The best way to resolve the battle between Napster and the RIAA is to create a program to make both sides happy. If both sides were getting paid, I’m sure both sides would be happy. Before the recording industry tries to destroy Napster, maybe they “should chip in and buy it” (Guterman 3). Destroying Napster would create one battle after another, and it would never end until the RIAA gave up. I think the RIAA should charge a monthly fee for downloads. I know a lot of people that would pay an amount of about twenty dollars for a month of downloads. “In a recent survey by Webnoise, the online research company, 58 percent of Napster users said they’d pay a monthly subscription fee for the service” (Segal A1). If most people will pay, why wouldn’t the RIAA want to try and make money off the new technology instead of destroying it? The new combined site could sell T-shirts, concert tickets, and more. There is no end to the amount of money they could make. The business sales would shoot through the roof because of the major increase of computer use. Every major sponsor would want to put its name on the site. The site could then have sponsors like Nike or Pepsi. The money the RIAA could make would be outrageous. Paying a monthly fee for music is the pathway of the future.
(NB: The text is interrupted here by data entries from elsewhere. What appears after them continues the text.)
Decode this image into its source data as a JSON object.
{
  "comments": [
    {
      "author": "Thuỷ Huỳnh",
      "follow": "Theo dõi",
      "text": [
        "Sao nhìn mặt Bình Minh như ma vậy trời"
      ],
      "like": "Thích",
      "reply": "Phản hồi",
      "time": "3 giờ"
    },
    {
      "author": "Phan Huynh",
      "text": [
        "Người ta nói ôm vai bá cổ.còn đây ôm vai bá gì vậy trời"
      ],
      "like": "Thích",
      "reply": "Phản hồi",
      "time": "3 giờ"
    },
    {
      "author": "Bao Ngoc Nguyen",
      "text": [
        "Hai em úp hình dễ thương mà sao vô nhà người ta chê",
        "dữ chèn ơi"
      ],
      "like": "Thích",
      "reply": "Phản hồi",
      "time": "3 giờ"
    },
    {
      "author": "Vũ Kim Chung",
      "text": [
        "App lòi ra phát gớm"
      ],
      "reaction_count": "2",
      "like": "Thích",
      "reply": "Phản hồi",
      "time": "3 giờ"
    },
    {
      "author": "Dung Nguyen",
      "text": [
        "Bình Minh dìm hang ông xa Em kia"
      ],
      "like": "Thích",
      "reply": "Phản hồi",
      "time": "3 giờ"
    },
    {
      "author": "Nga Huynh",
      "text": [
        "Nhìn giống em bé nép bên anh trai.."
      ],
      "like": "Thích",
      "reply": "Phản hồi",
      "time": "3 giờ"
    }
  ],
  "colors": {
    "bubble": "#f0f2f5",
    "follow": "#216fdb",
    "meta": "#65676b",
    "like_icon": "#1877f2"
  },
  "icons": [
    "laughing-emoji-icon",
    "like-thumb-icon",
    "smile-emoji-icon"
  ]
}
Ending Napster would only create one battle after another. It would never end until someone gives up. Guterman explains that Napster may end, but the knowledge it brought will never be stopped (2). If each side would help each other, they could come up with something great. The computer age is here, and it’s not going to end for a long time to come.
Balint, Kathryn. “Copyrights Take a Licking on the Net Frontier.” San Diego Union-Tribune 8 Sep. 2000, ed. 1,2,7.:A-1.
“David Boies: The Wired Interview.” Wired. 8 Oct. 2000: 18 Oct. 2000 http://www.wired.com/wired/archives18.10/boies.html.
Guterman, Jimmy. “Why Labels Should Love Napster.” The Standard 24 July 2000: 23 Oct. 2000 http://www.thestandard.com/article/display/0,1151,16966,00.html.
Hartigan, Patti. “Napster Is Stirring Piracy Controversy.” Boston Globe 24 Mar. 2000, E1.
Huhn, Mary. “Music Biz: It’s War Web Sites Hit With Piracy Lawsuits.” New York Post 10 June 1997.
Mann, Charles C. “The Heavenly Jukebox.” The Atlantic Monthly Sep. 2000: 39-59.
“Napster Has History On It’s Side-Kind Of” U.S.News 9 Sep. 2000: 25 Oct. 2000 http://www.usnews.com/usnews/issue/000918/digital.b.html.
The New Copyright Law. Longwood, FL: Gary H. Becker, 1982, 1985, 1992.
Segal, David. “An Upside To Music Downloads Industry Smells Profit In Tunes Spread On Web.” Washington Post 22 June 2000, final ed.: A1.
Woody, Robert Henley, III., and Robert Henley Woody II. Music Copyright Law In Education. Bloomington, Ind.: Phi Delta Kappa. 1994.